Western governments, led by the US, have been repeating the mistakes of the Bosnian war on an even greater scale in Syria. It is well past time for them to understand that civilian protection must come first, as a matter of humanity, and also in order to create the conditions for a lasting political settlement.


Syrian No-Fly Zone: From Slogans to Details: A response by Frederic C Hof to Nicholas Burns and David Miliband’s article.


Never again, and again, and again: On Bosnia and Syria. July 2015.

Deter and Retaliate: On buffer zones, safe zones, and air exclusion zones. December 2014.

Stop the barrel bombs: A moral and legal responsibility to use force: On the morality, legality, and practicality of intervention, and responsibility to act. April 2014.

Strategic Horizons: For Syria No-Fly Zone, Less Is More: On the spectrum of no-fly zone options. January 2014.

No-Fly Zone options: Reasons for favouring a limited strike option. January 2014.

NFZ reading list.
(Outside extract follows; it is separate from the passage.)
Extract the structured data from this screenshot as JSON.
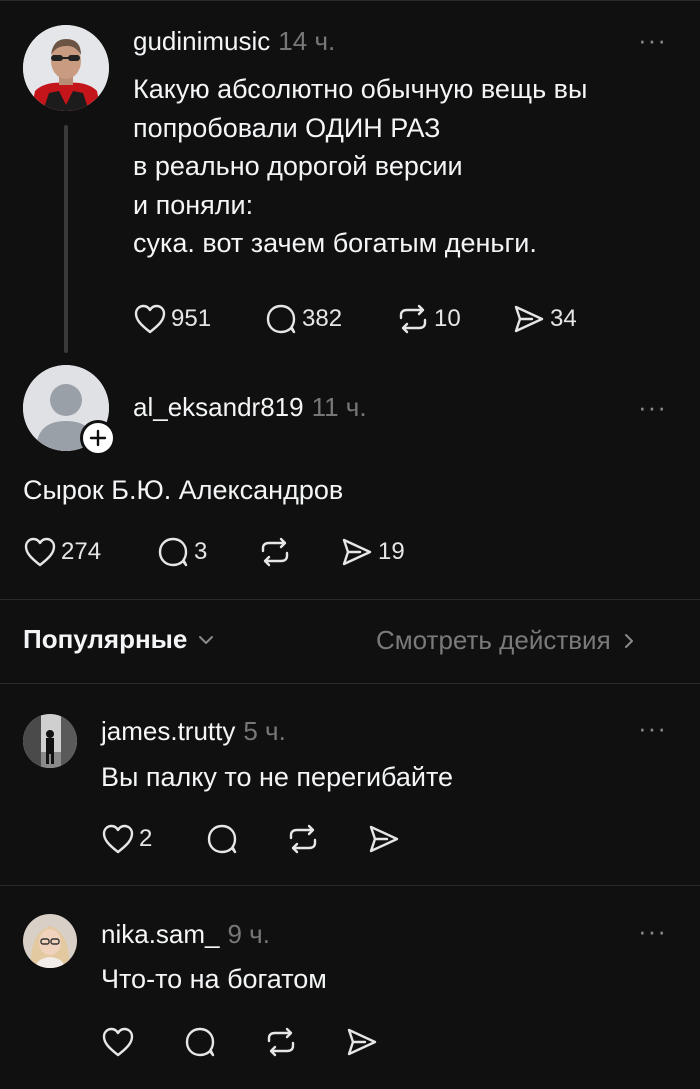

Reporting, analysis, and advocacy, from 2011 to early 2014.

No comments:

Post a Comment